The Royal Commission's report was published in December 1995. Its major findings were:
- the '... 'women's business' emerged in response to a need of the anti-bridge lobby to provide something of sufficient cultural significance to warrant the making of a declaration by the Federal Minister';
- the 'women's business' was unknown to the twelve dissident Ngarrindjeri women who gave evidence before the Commission and who were described by the Royal Commissioner as 'credible witnesses';
- looking at 'the whole of the evidence, including the history of events, the anthropological evidence and the evidence of the dissident women, ... the whole claim of the "women's business" from its inception was a fabrication;

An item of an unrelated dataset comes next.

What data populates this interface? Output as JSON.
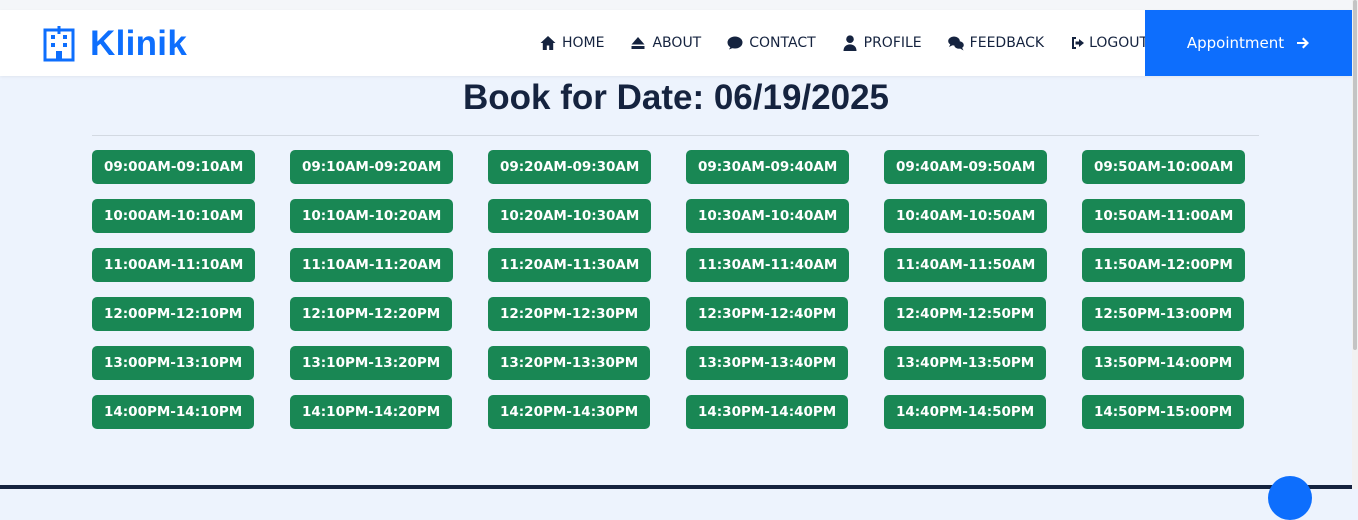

- the purpose of the fabrication was obtain a declaration prohibiting the construction of the Hindmarsh Island Bridge under the Commonwealth's Aboriginal and Torres Strait Islander Heritage Protection Act 1984.
After the Royal CommissionEdit
The Howard Government passed the Hindmarsh Island Bridge Act (1997), which allowed construction to go ahead; and in August 2001, in a civil case in the Federal Court of Australia, Justice John von Doussa rejected claims for damages by the developers, stating that he was not satisfied that the claims of "secret women's business" had been fabricated.